→ **Exercise objective**: Go through the data and report each line that holds the string "сертификации".

App and web page records
####
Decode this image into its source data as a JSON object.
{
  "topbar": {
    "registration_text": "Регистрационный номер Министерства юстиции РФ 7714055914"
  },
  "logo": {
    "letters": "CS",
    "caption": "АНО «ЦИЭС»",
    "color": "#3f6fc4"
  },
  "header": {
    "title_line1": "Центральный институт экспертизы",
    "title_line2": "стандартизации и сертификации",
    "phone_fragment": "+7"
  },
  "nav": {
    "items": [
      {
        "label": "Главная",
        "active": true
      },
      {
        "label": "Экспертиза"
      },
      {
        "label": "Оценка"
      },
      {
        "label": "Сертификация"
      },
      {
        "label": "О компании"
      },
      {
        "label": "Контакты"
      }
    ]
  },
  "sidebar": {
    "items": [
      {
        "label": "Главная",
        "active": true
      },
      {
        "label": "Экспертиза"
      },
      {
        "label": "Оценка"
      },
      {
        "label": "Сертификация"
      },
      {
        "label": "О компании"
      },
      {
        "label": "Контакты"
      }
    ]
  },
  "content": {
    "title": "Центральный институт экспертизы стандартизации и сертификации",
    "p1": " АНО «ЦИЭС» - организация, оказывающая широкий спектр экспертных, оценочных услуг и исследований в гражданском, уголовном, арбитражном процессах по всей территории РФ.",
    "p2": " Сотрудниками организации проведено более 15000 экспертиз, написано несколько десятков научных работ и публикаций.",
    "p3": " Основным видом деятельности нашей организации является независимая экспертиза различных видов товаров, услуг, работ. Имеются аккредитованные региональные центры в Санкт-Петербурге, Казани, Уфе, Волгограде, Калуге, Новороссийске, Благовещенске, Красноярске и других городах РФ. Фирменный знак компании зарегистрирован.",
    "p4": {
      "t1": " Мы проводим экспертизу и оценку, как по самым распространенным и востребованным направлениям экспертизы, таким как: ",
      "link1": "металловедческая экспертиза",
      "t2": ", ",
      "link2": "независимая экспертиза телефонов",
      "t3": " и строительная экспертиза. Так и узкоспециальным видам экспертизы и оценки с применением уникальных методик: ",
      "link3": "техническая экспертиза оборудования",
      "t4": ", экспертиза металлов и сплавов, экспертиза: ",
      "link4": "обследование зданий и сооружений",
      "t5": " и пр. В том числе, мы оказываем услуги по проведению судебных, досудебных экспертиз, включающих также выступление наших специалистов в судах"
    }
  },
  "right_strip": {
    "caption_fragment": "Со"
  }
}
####
→ **Response area**:
    "title_line2": "стандартизации и сертификации",
    "title": "Центральный институт экспертизы стандартизации и сертификации",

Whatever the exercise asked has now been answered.